(6) Van der Kamp, M. W., and Daggett, V. (2010) Pathogenic mutations in the hydrophobic core of the human prion protein can promote structural instability and misfolding, Journal of Molecular Biology 404, 732-748.

(7) Van der Kamp, M. W., Schaeffer, R. D., Jonsson, A. L., Scouras, A. D., Simms, A. M., Toofanny, R. D., Benson, N. C., Anderson, P. C., Merkley, E. D., Rysavy, S., Bromley, D., Beck, D. A. C., and Daggett, V. (2010) Dynameomics: A comprehensive database of protein dynamics, Structure 18, 423-435.

(8) Van der Kamp, M. W., and Daggett, V. (2010) The influence of pH on the human prion protein: Insights into the early steps of misfolding, Biophysical Journal 99, 2289-2298.

(9) Van der Kamp, M. W., and Daggett, V. (2009) The consequences of pathogenic mutations to the human prion protein, Protein Engineering Design & Selection 22, 461-468.

(10) Van der Kamp, M. W., Shaw, K. E., Woods, C. J., and Mulholland, A. J. (2008) Biomolecular simulation and modelling: status, progress and prospects, Journal of the Royal Society Interface 5, S173-S190.

(11) Van der Kamp, M. W., Perruccio, F., and Mulholland, A. J. (2008) High-level QM/MM modelling predicts an arginine as the acid in the condensation reaction catalysed by citrate synthase, Chemical Communications, 1874-1876.

(12) Van der Kamp, M. W., and Mulholland, A. J. (2008) Computational enzymology: insight into biological catalysts from modelling, Natural Product Reports 25, 1001-1014.

(13) Van der Kamp, M. W., Perruccio, F., and Mulholland, A. J. (2007) Ab initio QM/MM modelling of acetyl-CoA deprotonation in the enzyme citrate synthase, Journal of Molecular Graphics & Modelling 26, 596-601.

(14) Van der Kamp, M. W., Perruccio, F., and Mulholland, A. J. (2007) Substrate polarization in enzyme catalysis: QM/MM analysis of the effect of oxaloacetate polarization on acetyl-CoA enolization in citrate synthase, Proteins: Structure, Function and Bioinformatics 69, 521-535.

(15) Rodriguez, A., Oliva, C., Gonzalez, M., van der Kamp, M., and Mulholland, A. J. (2007) Comparison of different quantum mechanical/molecular mechanics boundary treatments in the reaction of the hepatitis C virus NS3 protease with the NS5A/5B substrate, Journal of Physical Chemistry B 111, 12909-12915.

My PhD research (extended with an IBM PhD Fellowship) focused on the use of hybrid quantum mechanical / molecular mechanical (QM/MM) methods to investigate enzyme catalysis and specificity.

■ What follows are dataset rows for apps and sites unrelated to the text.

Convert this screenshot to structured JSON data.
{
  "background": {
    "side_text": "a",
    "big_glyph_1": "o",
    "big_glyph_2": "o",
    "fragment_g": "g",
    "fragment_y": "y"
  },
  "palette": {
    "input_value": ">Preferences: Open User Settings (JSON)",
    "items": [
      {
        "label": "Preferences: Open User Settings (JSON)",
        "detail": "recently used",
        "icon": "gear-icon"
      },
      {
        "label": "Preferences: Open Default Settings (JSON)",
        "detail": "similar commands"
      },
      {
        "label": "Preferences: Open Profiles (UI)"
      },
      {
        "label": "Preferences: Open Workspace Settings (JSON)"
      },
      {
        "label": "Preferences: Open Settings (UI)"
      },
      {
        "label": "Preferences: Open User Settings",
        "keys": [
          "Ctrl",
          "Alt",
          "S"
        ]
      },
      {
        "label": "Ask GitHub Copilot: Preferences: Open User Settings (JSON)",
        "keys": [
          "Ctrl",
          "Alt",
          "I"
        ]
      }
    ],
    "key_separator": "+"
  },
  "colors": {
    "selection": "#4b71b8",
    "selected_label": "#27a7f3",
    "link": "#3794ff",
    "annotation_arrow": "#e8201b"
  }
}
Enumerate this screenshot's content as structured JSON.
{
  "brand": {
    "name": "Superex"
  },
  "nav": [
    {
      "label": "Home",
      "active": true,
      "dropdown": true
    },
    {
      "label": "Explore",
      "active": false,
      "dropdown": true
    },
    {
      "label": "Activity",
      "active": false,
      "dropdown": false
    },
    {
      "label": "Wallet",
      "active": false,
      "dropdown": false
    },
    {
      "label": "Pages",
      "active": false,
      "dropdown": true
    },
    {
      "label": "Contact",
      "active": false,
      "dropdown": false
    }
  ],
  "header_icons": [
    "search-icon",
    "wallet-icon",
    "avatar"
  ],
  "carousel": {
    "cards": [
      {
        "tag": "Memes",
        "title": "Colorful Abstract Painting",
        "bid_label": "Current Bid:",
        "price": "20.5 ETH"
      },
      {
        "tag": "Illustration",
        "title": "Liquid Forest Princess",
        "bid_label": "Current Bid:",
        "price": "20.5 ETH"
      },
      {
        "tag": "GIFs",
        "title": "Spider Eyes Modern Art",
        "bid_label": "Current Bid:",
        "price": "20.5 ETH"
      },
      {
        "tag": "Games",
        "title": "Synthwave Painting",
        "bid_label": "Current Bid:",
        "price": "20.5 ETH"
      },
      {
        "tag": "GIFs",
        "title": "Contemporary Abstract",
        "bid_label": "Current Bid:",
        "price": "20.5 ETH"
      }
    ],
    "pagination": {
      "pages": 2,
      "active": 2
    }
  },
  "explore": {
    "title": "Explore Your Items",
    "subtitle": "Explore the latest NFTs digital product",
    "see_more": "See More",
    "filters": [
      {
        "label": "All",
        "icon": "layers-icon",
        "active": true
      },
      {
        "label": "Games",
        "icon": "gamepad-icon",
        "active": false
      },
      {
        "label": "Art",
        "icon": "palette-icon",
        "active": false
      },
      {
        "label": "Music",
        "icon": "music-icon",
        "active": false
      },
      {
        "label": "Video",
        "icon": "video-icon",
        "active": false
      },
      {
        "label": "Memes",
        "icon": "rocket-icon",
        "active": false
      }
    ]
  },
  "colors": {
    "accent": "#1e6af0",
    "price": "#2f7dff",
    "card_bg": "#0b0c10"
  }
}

I used both fast semi-empirical and state-of-the-art high-level QM/MM methods successfully to analyze sources of catalysis, mechanisms of reaction and stereospecificity.1,5,10-14 This work revealed previously unknown details about the reaction mechanism in citrate synthase, including the unsuspected role of an arginine acting as an acid11 and an explanation for the enzymatic specificity involved in 'lethal synthesis' of fluorocitrate.1